## PROBLEM DETAILS
Every record must appear in your copy exactly as written, with no pictures.

Collected data entries
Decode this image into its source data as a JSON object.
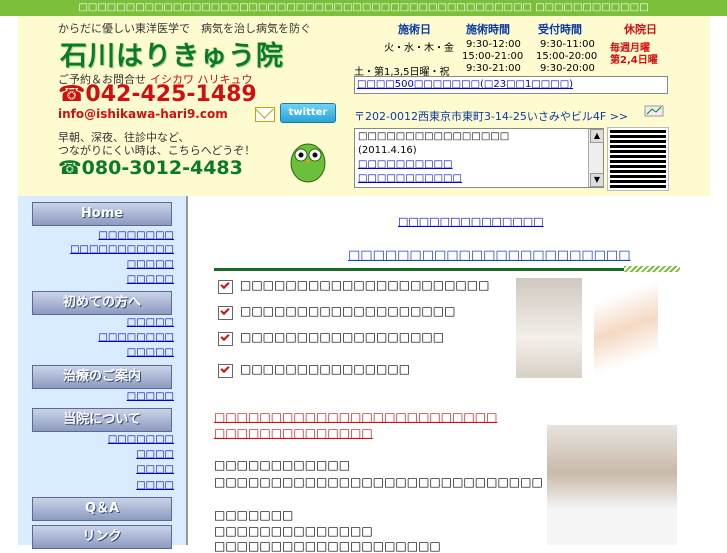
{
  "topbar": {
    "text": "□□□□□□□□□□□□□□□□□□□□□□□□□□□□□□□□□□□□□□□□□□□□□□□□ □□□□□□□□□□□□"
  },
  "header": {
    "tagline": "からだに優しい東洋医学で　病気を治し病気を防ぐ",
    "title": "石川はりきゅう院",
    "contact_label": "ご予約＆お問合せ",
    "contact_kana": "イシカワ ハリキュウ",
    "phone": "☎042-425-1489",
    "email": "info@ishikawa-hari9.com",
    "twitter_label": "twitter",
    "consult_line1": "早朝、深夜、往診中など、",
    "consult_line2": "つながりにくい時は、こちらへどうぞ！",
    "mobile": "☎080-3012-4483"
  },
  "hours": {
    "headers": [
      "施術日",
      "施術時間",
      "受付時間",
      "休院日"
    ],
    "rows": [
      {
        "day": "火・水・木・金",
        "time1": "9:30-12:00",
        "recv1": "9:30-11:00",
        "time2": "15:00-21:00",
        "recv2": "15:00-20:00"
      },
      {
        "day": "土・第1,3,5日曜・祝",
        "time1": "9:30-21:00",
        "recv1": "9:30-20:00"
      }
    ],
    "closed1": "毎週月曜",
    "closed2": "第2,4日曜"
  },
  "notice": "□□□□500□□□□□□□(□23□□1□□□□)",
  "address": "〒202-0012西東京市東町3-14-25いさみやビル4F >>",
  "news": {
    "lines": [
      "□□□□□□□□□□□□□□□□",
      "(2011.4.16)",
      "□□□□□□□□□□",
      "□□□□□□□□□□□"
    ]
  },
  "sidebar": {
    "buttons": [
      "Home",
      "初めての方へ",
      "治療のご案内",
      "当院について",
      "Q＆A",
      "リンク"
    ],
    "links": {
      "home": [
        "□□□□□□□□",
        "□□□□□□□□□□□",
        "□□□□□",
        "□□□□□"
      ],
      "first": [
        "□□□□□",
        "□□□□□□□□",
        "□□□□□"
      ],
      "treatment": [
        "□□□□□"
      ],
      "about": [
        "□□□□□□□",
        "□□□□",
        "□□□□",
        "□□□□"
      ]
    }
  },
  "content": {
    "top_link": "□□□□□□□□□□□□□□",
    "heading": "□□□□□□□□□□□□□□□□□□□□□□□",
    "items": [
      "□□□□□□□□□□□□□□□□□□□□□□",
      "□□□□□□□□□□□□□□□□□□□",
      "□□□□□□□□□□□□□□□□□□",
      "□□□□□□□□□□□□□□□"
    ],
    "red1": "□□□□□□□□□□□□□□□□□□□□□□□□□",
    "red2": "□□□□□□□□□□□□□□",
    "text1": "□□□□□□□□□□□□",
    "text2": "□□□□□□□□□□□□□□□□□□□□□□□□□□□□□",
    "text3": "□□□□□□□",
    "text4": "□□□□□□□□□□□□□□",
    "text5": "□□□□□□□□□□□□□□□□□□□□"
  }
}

## ANSWER TO THIS PROBLEM
Decode this image into its source data as a JSON object.
{
  "topbar": {
    "text": "□□□□□□□□□□□□□□□□□□□□□□□□□□□□□□□□□□□□□□□□□□□□□□□□ □□□□□□□□□□□□"
  },
  "header": {
    "tagline": "からだに優しい東洋医学で　病気を治し病気を防ぐ",
    "title": "石川はりきゅう院",
    "contact_label": "ご予約＆お問合せ",
    "contact_kana": "イシカワ ハリキュウ",
    "phone": "☎042-425-1489",
    "email": "info@ishikawa-hari9.com",
    "twitter_label": "twitter",
    "consult_line1": "早朝、深夜、往診中など、",
    "consult_line2": "つながりにくい時は、こちらへどうぞ！",
    "mobile": "☎080-3012-4483"
  },
  "hours": {
    "headers": [
      "施術日",
      "施術時間",
      "受付時間",
      "休院日"
    ],
    "rows": [
      {
        "day": "火・水・木・金",
        "time1": "9:30-12:00",
        "recv1": "9:30-11:00",
        "time2": "15:00-21:00",
        "recv2": "15:00-20:00"
      },
      {
        "day": "土・第1,3,5日曜・祝",
        "time1": "9:30-21:00",
        "recv1": "9:30-20:00"
      }
    ],
    "closed1": "毎週月曜",
    "closed2": "第2,4日曜"
  },
  "notice": "□□□□500□□□□□□□(□23□□1□□□□)",
  "address": "〒202-0012西東京市東町3-14-25いさみやビル4F >>",
  "news": {
    "lines": [
      "□□□□□□□□□□□□□□□□",
      "(2011.4.16)",
      "□□□□□□□□□□",
      "□□□□□□□□□□□"
    ]
  },
  "sidebar": {
    "buttons": [
      "Home",
      "初めての方へ",
      "治療のご案内",
      "当院について",
      "Q＆A",
      "リンク"
    ],
    "links": {
      "home": [
        "□□□□□□□□",
        "□□□□□□□□□□□",
        "□□□□□",
        "□□□□□"
      ],
      "first": [
        "□□□□□",
        "□□□□□□□□",
        "□□□□□"
      ],
      "treatment": [
        "□□□□□"
      ],
      "about": [
        "□□□□□□□",
        "□□□□",
        "□□□□",
        "□□□□"
      ]
    }
  },
  "content": {
    "top_link": "□□□□□□□□□□□□□□",
    "heading": "□□□□□□□□□□□□□□□□□□□□□□□",
    "items": [
      "□□□□□□□□□□□□□□□□□□□□□□",
      "□□□□□□□□□□□□□□□□□□□",
      "□□□□□□□□□□□□□□□□□□",
      "□□□□□□□□□□□□□□□"
    ],
    "red1": "□□□□□□□□□□□□□□□□□□□□□□□□□",
    "red2": "□□□□□□□□□□□□□□",
    "text1": "□□□□□□□□□□□□",
    "text2": "□□□□□□□□□□□□□□□□□□□□□□□□□□□□□",
    "text3": "□□□□□□□",
    "text4": "□□□□□□□□□□□□□□",
    "text5": "□□□□□□□□□□□□□□□□□□□□"
  }
}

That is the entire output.